Exercise instructions: Here the job is to retype the data word for word while leaving the pictures aside.

(Source material)

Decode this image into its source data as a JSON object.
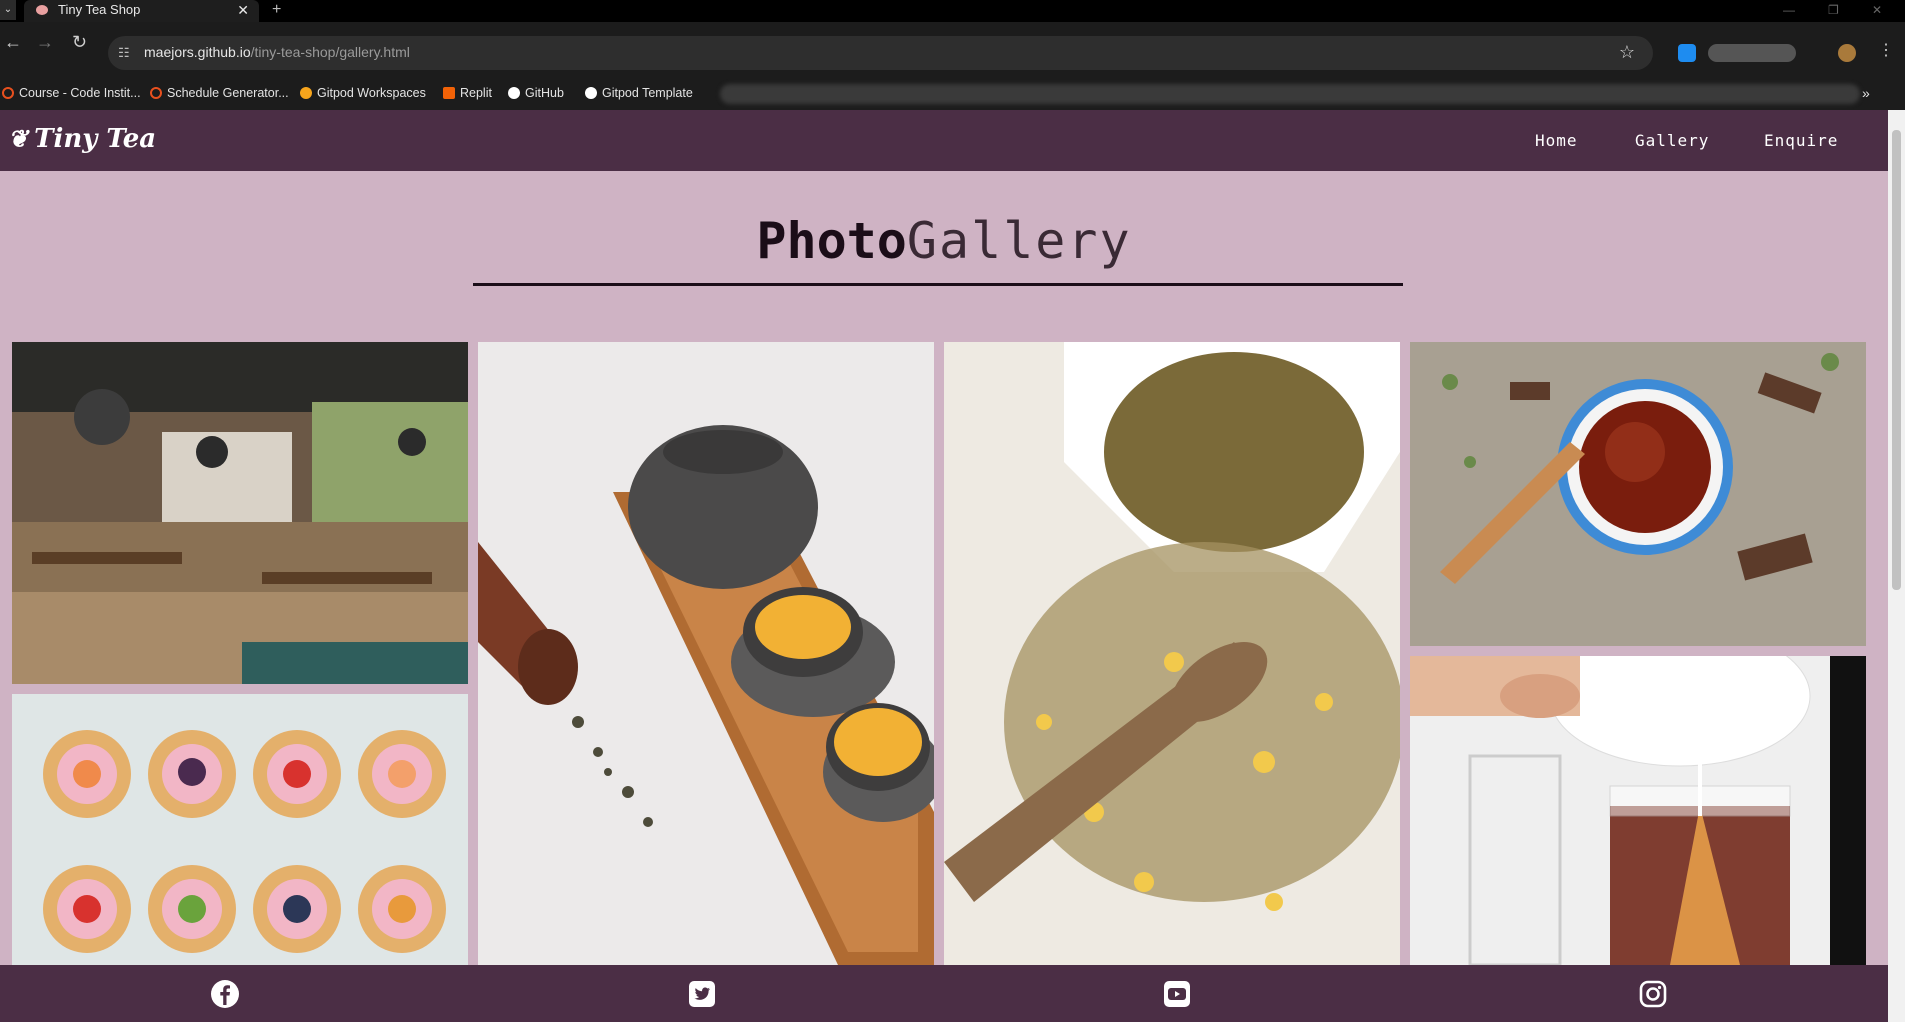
{
  "browser": {
    "tab_title": "Tiny Tea Shop",
    "tab_close": "✕",
    "new_tab": "+",
    "url_host": "maejors.github.io",
    "url_path": "/tiny-tea-shop/gallery.html",
    "bookmarks": [
      {
        "label": "Course - Code Instit...",
        "color": "#e8501e"
      },
      {
        "label": "Schedule Generator...",
        "color": "#e8501e"
      },
      {
        "label": "Gitpod Workspaces",
        "color": "#f7a51c"
      },
      {
        "label": "Replit",
        "color": "#f26207"
      },
      {
        "label": "GitHub",
        "color": "#ffffff"
      },
      {
        "label": "Gitpod Template",
        "color": "#ffffff"
      }
    ]
  },
  "site": {
    "logo": "Tiny Tea",
    "nav": [
      "Home",
      "Gallery",
      "Enquire"
    ],
    "heading_bold": "Photo",
    "heading_light": "Gallery",
    "colors": {
      "header": "#4b2e45",
      "background": "#cfb3c4"
    }
  },
  "gallery": {
    "photos": [
      "cafe-interior-photo",
      "fruit-tarts-photo",
      "teapot-tray-photo",
      "herbal-tea-leaves-photo",
      "tea-cup-spoon-photo",
      "pouring-tea-photo"
    ]
  },
  "footer": {
    "icons": [
      "facebook-icon",
      "twitter-icon",
      "youtube-icon",
      "instagram-icon"
    ]
  }
}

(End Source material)

Answer section:
Decode this image into its source data as a JSON object.
{
  "browser": {
    "tab_title": "Tiny Tea Shop",
    "tab_close": "✕",
    "new_tab": "+",
    "url_host": "maejors.github.io",
    "url_path": "/tiny-tea-shop/gallery.html",
    "bookmarks": [
      {
        "label": "Course - Code Instit...",
        "color": "#e8501e"
      },
      {
        "label": "Schedule Generator...",
        "color": "#e8501e"
      },
      {
        "label": "Gitpod Workspaces",
        "color": "#f7a51c"
      },
      {
        "label": "Replit",
        "color": "#f26207"
      },
      {
        "label": "GitHub",
        "color": "#ffffff"
      },
      {
        "label": "Gitpod Template",
        "color": "#ffffff"
      }
    ]
  },
  "site": {
    "logo": "Tiny Tea",
    "nav": [
      "Home",
      "Gallery",
      "Enquire"
    ],
    "heading_bold": "Photo",
    "heading_light": "Gallery",
    "colors": {
      "header": "#4b2e45",
      "background": "#cfb3c4"
    }
  },
  "gallery": {
    "photos": [
      "cafe-interior-photo",
      "fruit-tarts-photo",
      "teapot-tray-photo",
      "herbal-tea-leaves-photo",
      "tea-cup-spoon-photo",
      "pouring-tea-photo"
    ]
  },
  "footer": {
    "icons": [
      "facebook-icon",
      "twitter-icon",
      "youtube-icon",
      "instagram-icon"
    ]
  }
}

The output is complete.